(Material for this task):
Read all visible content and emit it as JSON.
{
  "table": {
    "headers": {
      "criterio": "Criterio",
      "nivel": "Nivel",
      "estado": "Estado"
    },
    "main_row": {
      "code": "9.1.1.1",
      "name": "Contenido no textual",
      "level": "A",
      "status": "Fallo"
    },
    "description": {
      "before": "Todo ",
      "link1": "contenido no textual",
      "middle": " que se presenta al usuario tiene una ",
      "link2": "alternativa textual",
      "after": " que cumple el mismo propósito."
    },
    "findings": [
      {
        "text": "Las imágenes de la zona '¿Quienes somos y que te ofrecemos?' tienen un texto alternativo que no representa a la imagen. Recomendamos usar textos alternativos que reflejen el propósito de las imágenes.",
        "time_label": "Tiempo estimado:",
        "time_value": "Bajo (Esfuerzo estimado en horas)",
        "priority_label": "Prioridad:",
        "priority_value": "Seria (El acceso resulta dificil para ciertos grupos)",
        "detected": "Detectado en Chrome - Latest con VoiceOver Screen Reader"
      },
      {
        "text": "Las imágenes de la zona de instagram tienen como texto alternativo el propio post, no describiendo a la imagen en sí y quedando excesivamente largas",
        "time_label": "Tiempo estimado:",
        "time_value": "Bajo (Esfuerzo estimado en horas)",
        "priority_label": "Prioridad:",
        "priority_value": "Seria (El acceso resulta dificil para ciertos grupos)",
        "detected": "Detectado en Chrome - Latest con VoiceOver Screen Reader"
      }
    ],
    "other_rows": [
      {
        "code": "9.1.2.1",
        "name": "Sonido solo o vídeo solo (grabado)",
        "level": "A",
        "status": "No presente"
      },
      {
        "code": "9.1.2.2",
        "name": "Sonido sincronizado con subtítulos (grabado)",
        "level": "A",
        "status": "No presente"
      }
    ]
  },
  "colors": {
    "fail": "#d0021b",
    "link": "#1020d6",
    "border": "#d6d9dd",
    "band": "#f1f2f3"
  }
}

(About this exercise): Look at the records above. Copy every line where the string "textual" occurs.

(Result of this exercise):
      "name": "Contenido no textual",
      "link1": "contenido no textual",
      "link2": "alternativa textual",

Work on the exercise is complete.